Grasslands cover one-third of the agricultural area in Germany and play an important economic role by providing fodder for livestock. In addition, they fulfill important ecosystem services, such as carbon storage, water purification, and the provision of habitats. These ecosystem services usually depend on the grassland management. In central Europe, grasslands are grazed and/or mown, whereby the management type and intensity vary in space and time. Spatial information on the mowing timing and frequency on larger scales are usually not available but would be required in order to assess the ecosystem services, species composition, and grassland yields.
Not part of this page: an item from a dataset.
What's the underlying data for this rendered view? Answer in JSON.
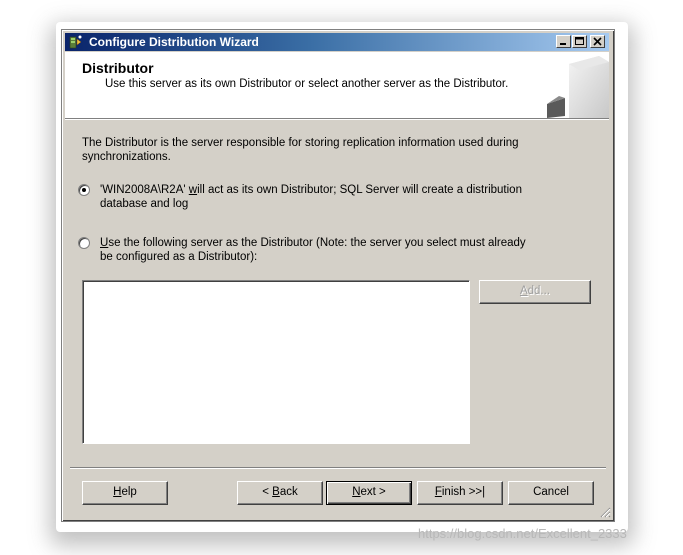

Time series of high-resolution satellite remote sensing data can be used to analyze the temporal and spatial dynamics of grasslands. Within this study, we aim to overcome the drawbacks identified by previous studies, such as optical data availability and the lack of comprehensive reference data, by testing the time series of various Sentinel-2 (S2) and Sentinal-1 (S1) parameters and combinations of them in order to detect mowing events in Germany in 2019. We developed a threshold-based algorithm by using information from a comprehensive reference dataset of heterogeneously managed grassland parcels in Germany, obtained by RGB cameras. The developed approach using the enhanced vegetation index (EVI) derived from S2 led to a successful mowing event detection in Germany (60.3% of mowing events detected, F1-Score = 0.64). However, events shortly before, during, or shortly after cloud gaps were missed and in regions with lower S2 orbit coverage fewer mowing events were detected. Therefore, S1-based backscatter, InSAR, and PolSAR features were investigated during S2 data gaps. From these, the PolSAR entropy detected mowing events most reliably. For a focus region, we tested an integrated approach by combining S2 and S1 parameters. This approach detected additional mowing events, but also led to many false positive events, resulting in a reduction in the F1-Score (from 0.65 of S2 to 0.61 of S2 + S1 for the focus region). According to our analysis, a majority of grasslands in Germany are only mown zero to two times (around 84%) and are probably additionally used for grazing. A small proportion is mown more often than four times (3%). Regions with a generally higher grassland mowing frequency are located in southern, south-eastern, and northern Germany. SusAlps